The response to the Democratic response to the State of the Union

Election 2004 | Language/Structure
If the “State of the Union” was “strong”, then the Democratic response was: long… wrong… and could have been delivered better… in song.

I watched the State of the Union at Jorge Miranda’s apartment with some of the Boston 2020 Democrats. We may have snickered and hissed at various points, but overall, there was no denying that Bush had set a course for the land of virtues, from our “fighting men and women” to our “sacred institution of marriage” and the purity of drug-free professional sports.

The mistake the Democrats made was staying in virtue-land and coming down to Earth. By the time Pelosi and Daschle came on, we had exhausted the lofty rhetoric faculties of our collective craniums. To the twenty-seven people in the United States still watching, anything more said probably floated up and melded with the Presidential verbiage. What we did take away was just an image of the Democratic leadership, distant and calmly sitting in an empty, fake living room.

What the Democratic leadership should have done was to underscore the point that the President is out of touch and does not bother responding to questions by the media, or even the opposition (most recently made by Ken Auletta in his “Fortress Bush” article in last week’s New Yorker). They could have prepared a set of serios questions– starting with, how will we pay for this and cut taxes?– and published them in advance, daring the President to follow their agenda.
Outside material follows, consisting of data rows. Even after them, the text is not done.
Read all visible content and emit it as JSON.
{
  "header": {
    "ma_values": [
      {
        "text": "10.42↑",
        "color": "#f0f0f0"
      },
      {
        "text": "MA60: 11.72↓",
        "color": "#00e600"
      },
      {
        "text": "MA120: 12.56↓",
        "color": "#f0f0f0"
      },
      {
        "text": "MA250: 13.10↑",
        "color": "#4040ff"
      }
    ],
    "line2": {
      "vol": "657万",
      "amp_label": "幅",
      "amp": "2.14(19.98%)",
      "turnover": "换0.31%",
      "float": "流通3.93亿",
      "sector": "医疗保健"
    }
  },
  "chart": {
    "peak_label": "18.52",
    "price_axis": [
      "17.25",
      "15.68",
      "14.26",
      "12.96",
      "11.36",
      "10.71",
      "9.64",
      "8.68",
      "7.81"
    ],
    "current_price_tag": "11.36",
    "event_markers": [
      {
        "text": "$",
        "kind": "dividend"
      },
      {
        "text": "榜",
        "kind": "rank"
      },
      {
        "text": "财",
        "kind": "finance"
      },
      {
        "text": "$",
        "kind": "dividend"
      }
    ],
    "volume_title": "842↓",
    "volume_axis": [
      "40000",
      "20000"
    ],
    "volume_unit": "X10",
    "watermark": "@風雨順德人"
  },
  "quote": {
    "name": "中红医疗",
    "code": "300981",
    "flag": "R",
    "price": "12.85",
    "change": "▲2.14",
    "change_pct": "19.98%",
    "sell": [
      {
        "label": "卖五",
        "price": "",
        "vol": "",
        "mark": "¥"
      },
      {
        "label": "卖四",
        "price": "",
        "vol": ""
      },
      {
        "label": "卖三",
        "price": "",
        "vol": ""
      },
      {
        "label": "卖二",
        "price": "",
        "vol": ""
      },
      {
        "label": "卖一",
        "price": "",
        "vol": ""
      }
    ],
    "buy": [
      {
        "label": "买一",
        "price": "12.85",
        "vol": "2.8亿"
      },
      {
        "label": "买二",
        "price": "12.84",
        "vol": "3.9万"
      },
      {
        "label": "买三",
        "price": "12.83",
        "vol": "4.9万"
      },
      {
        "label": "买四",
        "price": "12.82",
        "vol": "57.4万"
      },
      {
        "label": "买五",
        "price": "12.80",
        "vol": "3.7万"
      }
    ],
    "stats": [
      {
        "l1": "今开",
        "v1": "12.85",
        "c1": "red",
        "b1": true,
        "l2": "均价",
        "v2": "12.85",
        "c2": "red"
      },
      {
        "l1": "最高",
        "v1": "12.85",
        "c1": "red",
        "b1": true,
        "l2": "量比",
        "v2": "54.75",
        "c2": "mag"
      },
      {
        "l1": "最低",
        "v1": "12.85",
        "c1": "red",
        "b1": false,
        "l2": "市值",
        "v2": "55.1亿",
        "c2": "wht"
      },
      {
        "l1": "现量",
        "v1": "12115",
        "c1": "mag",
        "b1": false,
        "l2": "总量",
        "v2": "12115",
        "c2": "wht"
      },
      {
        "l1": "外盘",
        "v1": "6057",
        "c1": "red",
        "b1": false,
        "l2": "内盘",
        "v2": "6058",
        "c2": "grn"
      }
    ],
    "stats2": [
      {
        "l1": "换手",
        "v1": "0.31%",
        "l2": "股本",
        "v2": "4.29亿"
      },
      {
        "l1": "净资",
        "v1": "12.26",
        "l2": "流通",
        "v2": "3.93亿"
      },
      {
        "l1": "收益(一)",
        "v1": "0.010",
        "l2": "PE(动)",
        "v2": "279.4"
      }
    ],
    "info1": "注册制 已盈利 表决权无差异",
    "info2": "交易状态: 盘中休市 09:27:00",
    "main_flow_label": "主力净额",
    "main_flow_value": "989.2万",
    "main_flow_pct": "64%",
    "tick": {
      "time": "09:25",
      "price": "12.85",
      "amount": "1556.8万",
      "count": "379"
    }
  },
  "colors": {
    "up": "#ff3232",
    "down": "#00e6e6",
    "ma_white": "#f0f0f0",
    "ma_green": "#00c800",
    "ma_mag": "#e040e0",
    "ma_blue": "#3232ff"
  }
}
For the answers, they should have brought in the offensive line; Ted Kennedy deserved to be part of the response team for all of the camera attention he got during the speech. Their response would begin, with reality-show (or even game-show) aplomb: “We asked the President ten questions. Only three were answered, and two of those answers were hardly worthwhile…” And there you go, a new set of talking points to carry the day.

Unless, of course, they were trying to look calm in the face of the primary candidates… (but so much for those faces. The face of John Kerry was looking ever more haggard in his response, it was like New Hampshire’s “Old Man in the Mountain”– after it had fallen).